The U.S. National Academies of Sciences, Engineering, and Medicine recommends that men consume approximately 125 ounces of water per day and women take in about 91 ounces. Keep a water bottle with you at work and when you’re on the go so you always have it handy. You can also try tracking your water intake in a journal or an app to keep it top of mind.
Hit the Weights
Strength training is the number one way to build muscle, says Dr. Tandon. “With cardio, you just don’t get that same improvement in lean muscle mass.” Research shows that building muscle increases your metabolic rate, allowing you to burn more calories at rest. Plus, studies show that your metabolic rate can be boosted for up to 72 hours after a strength training session. Another perk of lifting weights: “As you build more muscle, you can naturally improve your testosterone levels, which makes you leaner.”
If hitting the weights sounds intimidating, don’t worry. “Strength training doesn’t have to be excessive,” notes Dr. Tandon. “Just 20 to 30 minutes a few days a week goes a long way.” She advises to focus on larger muscle groups like your glutes and quads because those will be the most efficient at impacting your metabolic rate. If you don’t belong to a gym or don’t have equipment, Dr. Tandon suggests starting with bodyweight exercises. She says, “Something as simple as push-ups, bodyweight squats, or abdominal work can be really effective.”
No matter what exercise you choose, the key is to keep it moving. “When you’re not using your muscles regularly, it leads to atrophy,” Dr. Tandon says, referring to the wasting or thinning of muscle mass. It’s like the “use it or lose it” principle — you definitely want to use those muscles.
Uplevel with Nutraceuticals
Sleep, stamina, and vitamin deficiencies can all impact your body composition. At Lifeforce, we have ways to enhance all those areas. If a poor night’s sleep is getting in the way of your goals, Dr. Tandon suggests trying Peak Rest™, a premium, high-impact formula that regulates your sleep-wake cycle and calms your mind. Looking for an extra boost to fuel your workouts? Dr. Tandon recommends Peak Rise™, which keeps you energized and focused without a mid-afternoon crash.
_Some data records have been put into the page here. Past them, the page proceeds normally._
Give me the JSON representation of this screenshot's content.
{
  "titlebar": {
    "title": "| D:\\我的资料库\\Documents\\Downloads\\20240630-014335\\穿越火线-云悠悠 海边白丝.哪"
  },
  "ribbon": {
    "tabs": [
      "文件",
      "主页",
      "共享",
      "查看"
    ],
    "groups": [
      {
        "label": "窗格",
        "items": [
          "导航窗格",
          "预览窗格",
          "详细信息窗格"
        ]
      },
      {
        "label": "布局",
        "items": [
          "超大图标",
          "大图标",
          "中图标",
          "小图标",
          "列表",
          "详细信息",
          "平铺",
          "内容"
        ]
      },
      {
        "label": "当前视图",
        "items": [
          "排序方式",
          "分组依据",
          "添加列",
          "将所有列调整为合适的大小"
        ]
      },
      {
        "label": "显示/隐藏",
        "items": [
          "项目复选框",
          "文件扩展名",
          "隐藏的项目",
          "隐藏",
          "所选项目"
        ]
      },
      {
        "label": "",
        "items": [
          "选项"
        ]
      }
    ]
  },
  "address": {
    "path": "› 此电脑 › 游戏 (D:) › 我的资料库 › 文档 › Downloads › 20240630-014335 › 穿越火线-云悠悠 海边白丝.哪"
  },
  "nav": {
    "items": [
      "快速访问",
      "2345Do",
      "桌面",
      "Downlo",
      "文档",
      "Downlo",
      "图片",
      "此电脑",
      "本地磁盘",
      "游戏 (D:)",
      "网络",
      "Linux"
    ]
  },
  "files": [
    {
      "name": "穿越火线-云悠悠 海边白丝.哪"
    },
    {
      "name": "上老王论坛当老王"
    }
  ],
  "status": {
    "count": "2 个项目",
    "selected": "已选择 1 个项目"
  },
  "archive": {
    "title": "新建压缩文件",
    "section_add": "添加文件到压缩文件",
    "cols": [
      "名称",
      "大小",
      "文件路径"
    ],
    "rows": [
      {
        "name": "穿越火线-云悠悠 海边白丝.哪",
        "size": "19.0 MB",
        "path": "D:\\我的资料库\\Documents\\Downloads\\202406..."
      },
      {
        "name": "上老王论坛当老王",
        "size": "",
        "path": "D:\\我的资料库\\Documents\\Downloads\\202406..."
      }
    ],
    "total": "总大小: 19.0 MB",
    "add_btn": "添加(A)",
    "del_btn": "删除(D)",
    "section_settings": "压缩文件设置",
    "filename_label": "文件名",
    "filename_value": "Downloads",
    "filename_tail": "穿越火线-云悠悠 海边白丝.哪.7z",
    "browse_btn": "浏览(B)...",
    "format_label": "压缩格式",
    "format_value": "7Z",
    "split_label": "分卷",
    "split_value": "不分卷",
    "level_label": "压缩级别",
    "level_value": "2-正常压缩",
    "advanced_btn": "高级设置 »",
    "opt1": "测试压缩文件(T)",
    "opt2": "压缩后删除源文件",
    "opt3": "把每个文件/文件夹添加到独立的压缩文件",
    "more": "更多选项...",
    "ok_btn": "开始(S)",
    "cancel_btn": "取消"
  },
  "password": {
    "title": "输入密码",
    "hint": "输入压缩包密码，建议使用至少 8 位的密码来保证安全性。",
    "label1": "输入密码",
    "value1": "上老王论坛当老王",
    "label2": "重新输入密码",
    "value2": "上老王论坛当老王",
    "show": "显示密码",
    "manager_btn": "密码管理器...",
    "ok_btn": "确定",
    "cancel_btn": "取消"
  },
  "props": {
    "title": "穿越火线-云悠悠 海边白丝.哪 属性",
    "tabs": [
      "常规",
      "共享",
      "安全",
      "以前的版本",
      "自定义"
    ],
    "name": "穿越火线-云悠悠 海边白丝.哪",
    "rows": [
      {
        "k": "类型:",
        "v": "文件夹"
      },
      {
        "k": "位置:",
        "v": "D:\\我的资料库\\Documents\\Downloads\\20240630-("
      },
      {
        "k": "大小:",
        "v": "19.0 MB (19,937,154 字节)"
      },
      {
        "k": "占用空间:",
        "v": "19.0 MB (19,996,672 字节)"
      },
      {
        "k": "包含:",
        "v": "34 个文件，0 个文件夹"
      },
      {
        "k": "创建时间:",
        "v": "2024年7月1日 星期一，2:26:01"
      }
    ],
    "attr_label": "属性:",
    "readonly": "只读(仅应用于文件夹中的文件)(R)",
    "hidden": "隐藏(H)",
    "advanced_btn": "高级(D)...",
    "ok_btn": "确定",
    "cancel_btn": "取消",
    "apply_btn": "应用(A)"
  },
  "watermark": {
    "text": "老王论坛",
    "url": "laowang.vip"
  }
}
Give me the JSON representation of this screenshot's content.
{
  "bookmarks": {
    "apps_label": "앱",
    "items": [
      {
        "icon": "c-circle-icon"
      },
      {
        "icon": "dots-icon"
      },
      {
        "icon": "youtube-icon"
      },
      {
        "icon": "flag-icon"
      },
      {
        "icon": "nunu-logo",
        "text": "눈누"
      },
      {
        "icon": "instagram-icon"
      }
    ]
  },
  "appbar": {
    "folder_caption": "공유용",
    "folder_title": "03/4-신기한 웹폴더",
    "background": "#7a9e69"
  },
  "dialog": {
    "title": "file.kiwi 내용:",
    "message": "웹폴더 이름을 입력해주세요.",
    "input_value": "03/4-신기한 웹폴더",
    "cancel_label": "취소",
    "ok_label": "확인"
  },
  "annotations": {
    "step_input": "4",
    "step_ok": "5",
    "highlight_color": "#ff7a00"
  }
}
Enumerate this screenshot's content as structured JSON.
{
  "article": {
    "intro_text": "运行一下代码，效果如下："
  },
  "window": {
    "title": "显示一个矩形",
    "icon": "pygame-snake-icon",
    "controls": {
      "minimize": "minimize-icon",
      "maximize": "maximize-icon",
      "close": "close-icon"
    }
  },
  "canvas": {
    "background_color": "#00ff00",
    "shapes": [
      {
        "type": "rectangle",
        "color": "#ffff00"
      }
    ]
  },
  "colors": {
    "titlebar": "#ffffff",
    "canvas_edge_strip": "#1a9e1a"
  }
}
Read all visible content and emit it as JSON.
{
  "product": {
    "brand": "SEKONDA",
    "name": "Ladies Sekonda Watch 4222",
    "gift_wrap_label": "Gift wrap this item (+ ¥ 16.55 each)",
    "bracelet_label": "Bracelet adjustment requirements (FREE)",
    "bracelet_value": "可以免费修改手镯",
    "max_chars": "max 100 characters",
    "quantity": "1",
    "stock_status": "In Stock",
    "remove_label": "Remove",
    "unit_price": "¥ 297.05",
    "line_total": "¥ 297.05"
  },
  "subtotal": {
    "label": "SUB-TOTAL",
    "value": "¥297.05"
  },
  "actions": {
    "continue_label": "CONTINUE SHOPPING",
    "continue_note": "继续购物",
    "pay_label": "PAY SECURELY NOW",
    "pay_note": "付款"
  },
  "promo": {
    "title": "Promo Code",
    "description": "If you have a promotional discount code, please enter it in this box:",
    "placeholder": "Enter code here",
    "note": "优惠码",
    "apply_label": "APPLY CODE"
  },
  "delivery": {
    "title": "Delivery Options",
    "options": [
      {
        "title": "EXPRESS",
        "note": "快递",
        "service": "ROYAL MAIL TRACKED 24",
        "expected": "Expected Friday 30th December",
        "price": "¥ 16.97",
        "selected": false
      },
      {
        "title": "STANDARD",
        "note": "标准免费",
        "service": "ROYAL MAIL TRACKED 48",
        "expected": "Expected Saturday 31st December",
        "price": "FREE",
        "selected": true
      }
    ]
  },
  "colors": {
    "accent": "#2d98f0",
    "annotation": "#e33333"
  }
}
It also extends the duration of caffeine by up to three times.
If your diagnostic reveals that your vitamin D levels are low, Lifeforce D+K will be your new go-to. It’s the only formula of its kind to feature ampli-D®, which is clinically proven to raise vitamin D levels three times faster and more effectively than other types. Plus, the addition of vitamin K ensures that calcium is deposited in the bone instead of the arteries, which is vital for heart health.
“People’s goals get sabotaged by their hormone and vitamin levels,” says Dr. Tandon. “Once we correct that, you can break that barrier and get into a positive cycle to see results.”
This article was medically reviewed by Vinita Tandon, MD, ABIM Board Certified in Endocrinology and Metabolism.